The answer to my question proved complicated, here are my presentation slides from the IATEFL Conference in Birmingham in April 2016, in which I revisited research into the future of the ELT coursebook that I started in 2010.
In my research I found printed coursebooks continue to be widely used, and the take up of digital alternatives has been slower than I predicted in 2010.
Teachers and students: online outside the classroom, offline inside the classroom.
I also found that the publishing sector is struggling to make money from coursebooks and digital alternatives, as governments cut budgets, consumers expect content for free, and the result has been very challenging for people involved in the sector, particularly authors. There are some interesting developments and initiatives, but important pedagogical issues still need to be resolved.
I talked about the research that I helped carry out into the IATEFL Web Conference 2014 at IATEFL Manchester on Tuesday 14 April 2015 at 1025 and here are my Powerpoint slides.
Virtual unknown IATEFL Manchester 2015 Caroline Moore
You can see Mercedes Viola and me discuss the conference and the research in this interview:
and my talk was filmed for IATEFL Online:

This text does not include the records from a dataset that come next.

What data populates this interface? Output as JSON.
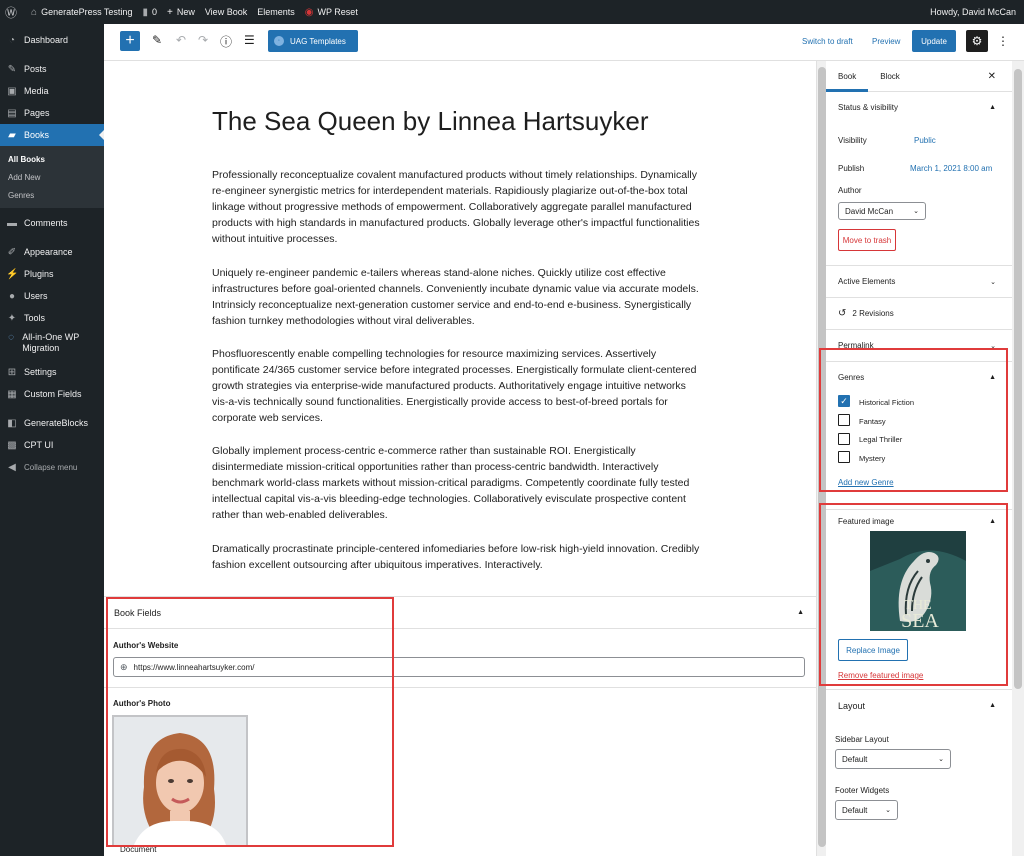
{
  "admin_bar": {
    "site_name": "GeneratePress Testing",
    "comments_count": "0",
    "new_label": "New",
    "view_label": "View Book",
    "elements_label": "Elements",
    "wp_reset_label": "WP Reset",
    "howdy": "Howdy, David McCan"
  },
  "admin_menu": {
    "dashboard": "Dashboard",
    "posts": "Posts",
    "media": "Media",
    "pages": "Pages",
    "books": "Books",
    "all_books": "All Books",
    "add_new": "Add New",
    "genres": "Genres",
    "comments": "Comments",
    "appearance": "Appearance",
    "plugins": "Plugins",
    "users": "Users",
    "tools": "Tools",
    "all_in_one": "All-in-One WP Migration",
    "settings": "Settings",
    "custom_fields": "Custom Fields",
    "generateblocks": "GenerateBlocks",
    "cpt_ui": "CPT UI",
    "collapse": "Collapse menu"
  },
  "toolbar": {
    "uag_label": "UAG Templates",
    "switch_draft": "Switch to draft",
    "preview": "Preview",
    "update": "Update"
  },
  "post": {
    "title": "The Sea Queen by Linnea Hartsuyker",
    "paragraphs": [
      "Professionally reconceptualize covalent manufactured products without timely relationships. Dynamically re-engineer synergistic metrics for interdependent materials. Rapidiously plagiarize out-of-the-box total linkage without progressive methods of empowerment. Collaboratively aggregate parallel manufactured products with high standards in manufactured products. Globally leverage other's impactful functionalities without intuitive processes.",
      "Uniquely re-engineer pandemic e-tailers whereas stand-alone niches. Quickly utilize cost effective infrastructures before goal-oriented channels. Conveniently incubate dynamic value via accurate models. Intrinsicly reconceptualize next-generation customer service and end-to-end e-business. Synergistically fashion turnkey methodologies without viral deliverables.",
      "Phosfluorescently enable compelling technologies for resource maximizing services. Assertively pontificate 24/365 customer service before integrated processes. Energistically formulate client-centered growth strategies via enterprise-wide manufactured products. Authoritatively engage intuitive networks vis-a-vis technically sound functionalities. Energistically provide access to best-of-breed portals for corporate web services.",
      "Globally implement process-centric e-commerce rather than sustainable ROI. Energistically disintermediate mission-critical opportunities rather than process-centric bandwidth. Interactively benchmark world-class markets without mission-critical paradigms. Competently coordinate fully tested intellectual capital vis-a-vis bleeding-edge technologies. Collaboratively evisculate prospective content rather than web-enabled deliverables.",
      "Dramatically procrastinate principle-centered infomediaries before low-risk high-yield innovation. Credibly fashion excellent outsourcing after ubiquitous imperatives. Interactively."
    ]
  },
  "book_fields": {
    "heading": "Book Fields",
    "website_label": "Author's Website",
    "website_value": "https://www.linneahartsuyker.com/",
    "photo_label": "Author's Photo",
    "document_label": "Document"
  },
  "sidebar": {
    "tab_book": "Book",
    "tab_block": "Block",
    "status_heading": "Status & visibility",
    "visibility_label": "Visibility",
    "visibility_value": "Public",
    "publish_label": "Publish",
    "publish_value": "March 1, 2021 8:00 am",
    "author_label": "Author",
    "author_value": "David McCan",
    "trash": "Move to trash",
    "active_elements": "Active Elements",
    "revisions": "2 Revisions",
    "permalink": "Permalink",
    "genres_heading": "Genres",
    "genres": [
      {
        "label": "Historical Fiction",
        "checked": true
      },
      {
        "label": "Fantasy",
        "checked": false
      },
      {
        "label": "Legal Thriller",
        "checked": false
      },
      {
        "label": "Mystery",
        "checked": false
      }
    ],
    "add_genre": "Add new Genre",
    "featured_heading": "Featured image",
    "replace_image": "Replace Image",
    "remove_image": "Remove featured image",
    "layout_heading": "Layout",
    "sidebar_layout_label": "Sidebar Layout",
    "sidebar_layout_value": "Default",
    "footer_widgets_label": "Footer Widgets",
    "footer_widgets_value": "Default"
  },
  "colors": {
    "accent": "#2271b1",
    "admin_bg": "#1d2327",
    "highlight": "#e03b3b",
    "danger": "#d63638"
  }
}
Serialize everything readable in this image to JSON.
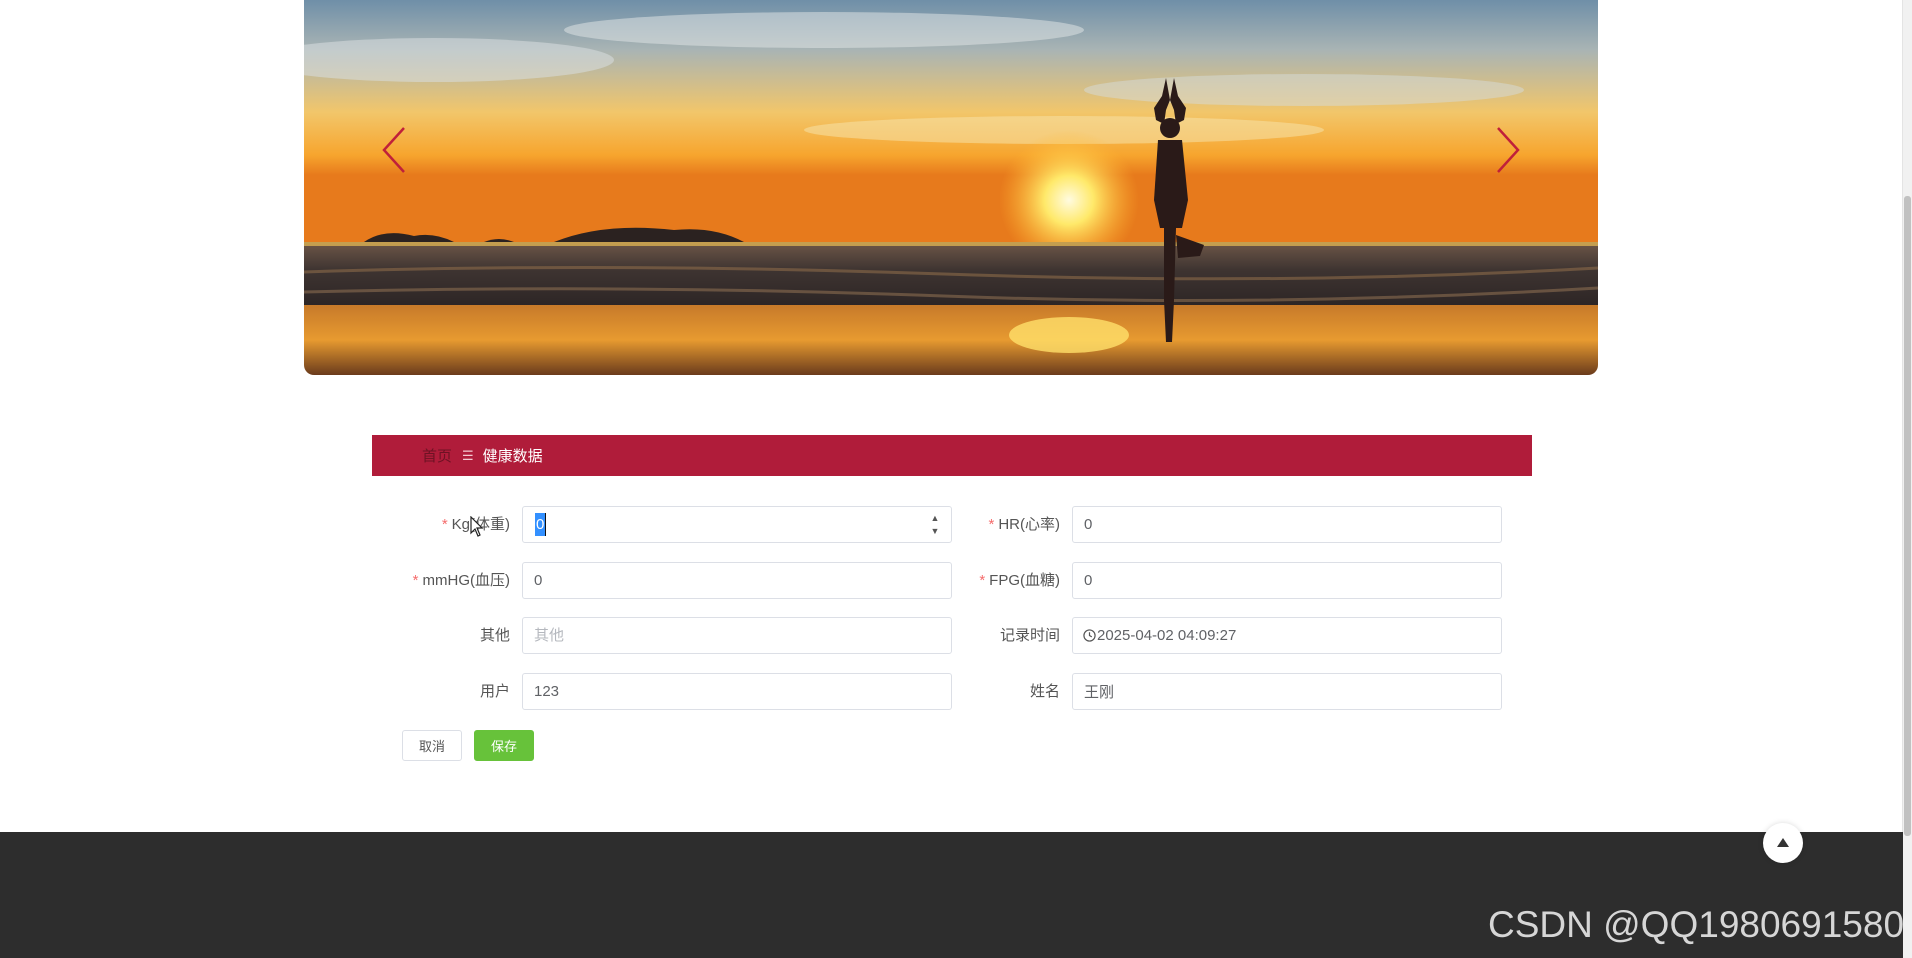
{
  "breadcrumb": {
    "home": "首页",
    "separator": "☰",
    "current": "健康数据"
  },
  "form": {
    "weight": {
      "label": "Kg(体重)",
      "required": true,
      "value": "0"
    },
    "heart_rate": {
      "label": "HR(心率)",
      "required": true,
      "value": "0"
    },
    "blood_pressure": {
      "label": "mmHG(血压)",
      "required": true,
      "value": "0"
    },
    "blood_sugar": {
      "label": "FPG(血糖)",
      "required": true,
      "value": "0"
    },
    "other": {
      "label": "其他",
      "value": "",
      "placeholder": "其他"
    },
    "record_time": {
      "label": "记录时间",
      "value": "2025-04-02 04:09:27"
    },
    "user": {
      "label": "用户",
      "value": "123"
    },
    "name": {
      "label": "姓名",
      "value": "王刚"
    }
  },
  "buttons": {
    "cancel": "取消",
    "save": "保存"
  },
  "watermark": "CSDN @QQ1980691580",
  "colors": {
    "accent": "#b01c3a",
    "save": "#67c23a",
    "footer": "#2d2d2d",
    "required": "#f56c6c"
  },
  "icons": [
    "chevron-left-icon",
    "chevron-right-icon",
    "clock-icon",
    "caret-up-icon",
    "mouse-cursor-icon"
  ]
}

“Little is known about the effectiveness of web conferences in education and professional development. This presentation analyses the discourse used in IATEFL’s October 2014 2-day Web Conference, and participant evaluation of the event. It will conclude with suggestions for the creation of optimal conditions for successful and engaging educational webinars, and recommend appropriate evaluative tools. ”
I recently contributed to an article published by Sylvia Guinan’s blog on future trends in digital learning in which I concluded with the quote “follow the money…”. This was interpreted by some readers as meaning that you should focus on doing things that make you money, whereas what I meant was that to understand the behaviour of new businesses active in English Language Teaching (ELT) you often need to look at their financial motivation and how they plan to make money from their efforts.
“Follow the money” was coined in the 1975 film “All the President’s Men” to show how journalists can uncover illegal behaviour by following money trails. But the term is also useful for understanding perfectly legal behaviour, even though some find the idea of big business making big bucks from education distasteful.
So, what are ELT’s money trails, and what do they mean? And why does this matter?
I’m just back from TESOL France, where I went to some great presentations and met lots of very interesting people. It was also great to be back in Paris. I gave a presentation entitled “Could you be a digital materials writer?” and you can download the slides here.
I was delighted to be elected as Chair of IATEFL’s Electronic Committee and look forward to working with committee members over the next 3 years. I will do my best to fulfil my election commitments:
• Review and streamline important online “customer journeys”
• Help SIGs with their websites and online coverage of SIG events
• Create a searchable archive of articles and videos from past events
• Help SIGs offer more webinars
• Continue to develop a network of conference and event bloggers
• Make all resources mobile friendly
• Use Social Media to generate more interaction with members as we are beginning to see on IATEFL’s Facebook Group (now 2000+ members)
• Extend access and interaction with Associates and the Wider Membership scheme.
I will work to ensure that our use of technology is flexible and responsive, so we can build a online presence and community that reflects the ethos of IATEFL and its members.